Today for the prompt of games, I wasn’t sure what game to choose, so I chose some dice since that’s a staple of many games. And I tried a bit of gamble with a faster, looser doodlewash, not fussing over details as I’m normally inclined to do. I’m also getting a really late start as I had to meet with my financial advisor after work, which I now realize gives this post’s title a totally unintentional meaning. I was instead thinking of how my best friend in college and I enjoyed evenings playing Yahtzee when we were supposed to be doing our coursework. Evenings mostly being startled out of my chair when she would gleefully scream “Yahtzee!” in my face when all six dice matched accordingly. I’m usually not into games of pure luck, preferring games with a bit of strategy or knowledge required instead. But back in those days, the dice became a lovely mindless way to distract ourselves from having to think too much. We’d spent the day in classes trying our best to pay attention, so it was an escape of the very best kind.
In some ways, watercolor is like a game of chance. You can’t control every little thing that happens and have to make the best of what appears. But I love combining a touch of strategy as well, which is why I’ve likely never gone very abstract with my paintings. For me, it’s adding a touch of the illusion of reality that I like, even in the loosest of sketches like this one. A sense of dimension and form that pulls it off the page a bit. I’m astounded by the painters who can do so in just a few brush strokes. They are the masters that I continue to follow and marvel at their sense of style. It’s not a style I choose to paint in, but there’s so much to learn from every little brush stroke. Choices made, when choices are allowed with watercolor, that make all the difference in the world. It’s amazing to watch them paint, and if you haven’t, I invite you visit the archives of our previous guest artists to explore the wonderful and diverse range of styles they have to offer us!
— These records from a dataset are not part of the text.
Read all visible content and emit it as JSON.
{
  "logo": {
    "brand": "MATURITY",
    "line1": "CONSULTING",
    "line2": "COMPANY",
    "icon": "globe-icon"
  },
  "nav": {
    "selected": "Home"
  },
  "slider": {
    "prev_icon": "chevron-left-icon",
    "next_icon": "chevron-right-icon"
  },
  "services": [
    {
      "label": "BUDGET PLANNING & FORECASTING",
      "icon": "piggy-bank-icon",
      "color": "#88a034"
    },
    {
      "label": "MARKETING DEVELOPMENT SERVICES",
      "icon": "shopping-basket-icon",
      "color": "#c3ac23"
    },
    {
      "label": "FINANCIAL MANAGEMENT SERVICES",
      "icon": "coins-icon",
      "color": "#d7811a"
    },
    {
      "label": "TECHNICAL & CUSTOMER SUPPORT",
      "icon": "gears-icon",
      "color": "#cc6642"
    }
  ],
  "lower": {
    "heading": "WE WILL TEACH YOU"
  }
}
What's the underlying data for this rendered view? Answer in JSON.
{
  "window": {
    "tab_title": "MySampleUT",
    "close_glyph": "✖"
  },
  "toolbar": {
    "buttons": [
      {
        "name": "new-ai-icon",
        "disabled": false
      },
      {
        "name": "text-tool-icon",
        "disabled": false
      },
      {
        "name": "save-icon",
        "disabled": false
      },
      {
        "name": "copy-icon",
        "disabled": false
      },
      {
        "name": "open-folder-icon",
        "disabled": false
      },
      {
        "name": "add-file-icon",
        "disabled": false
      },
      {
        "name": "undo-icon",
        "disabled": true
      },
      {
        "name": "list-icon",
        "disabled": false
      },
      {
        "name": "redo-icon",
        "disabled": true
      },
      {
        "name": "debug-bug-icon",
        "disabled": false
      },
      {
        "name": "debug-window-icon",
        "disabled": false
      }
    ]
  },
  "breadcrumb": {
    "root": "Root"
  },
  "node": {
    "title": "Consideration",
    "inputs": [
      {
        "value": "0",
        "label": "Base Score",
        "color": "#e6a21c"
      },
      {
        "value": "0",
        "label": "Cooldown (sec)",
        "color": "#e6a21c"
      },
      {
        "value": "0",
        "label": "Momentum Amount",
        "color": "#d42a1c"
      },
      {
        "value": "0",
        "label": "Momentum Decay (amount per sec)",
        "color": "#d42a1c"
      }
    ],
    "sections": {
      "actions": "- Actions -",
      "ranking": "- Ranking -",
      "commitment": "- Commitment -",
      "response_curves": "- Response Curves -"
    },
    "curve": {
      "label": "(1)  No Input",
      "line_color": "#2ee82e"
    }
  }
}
As for my college days, well, I was actually a Studio Art major, but my emphasis was in computer graphics, such as they were at the time. I only took a couple drawing classes and just one painting class in acrylic. I was horrible at that medium, made huge messes, and put it down vowing to never paint again. That’s part of the reason why back in summer of 2015, trying watercolor was such a big deal for me. It was like I was breaking an age old promise to myself and journeying into the abyss. I found it equal parts terrifying and exhilarating. And honestly? I still do to this day. Painting is so rewarding, but also quite a challenge, particularly when you commit to trying it each and every day. And my doodlewashes have become a bit like performance art, combined with the words you’re reading now, creating a quick little something to share publicly. If the painting isn’t appealing enough, less people will read the post, so I’ve sometimes found myself experimenting far less and staying with proven subjects, even color combinations. But that’s not really my style, so on some days, like this one, you’ll find me throwing caution to the wind, and once again rolling the dice.
About the Doodlewash
Da Vinci Paint Co.: Quinacridone Red, Cobalt Blue and Payne’s Gray. Lamy Al-Star Safari Fountain Pen with sepia ink in an A5 Hahnemühle Watercolour Book.
Creator of Doodlewash®, founder of World Watercolor Month (July), World Watercolor Group™, and host of the Sketching Stuff Podcast. Sharing daily watercolor illustrations and stories while proudly featuring talented artists from all over the world! If you’d like to be a guest artist on Doodlewash.com, contact me!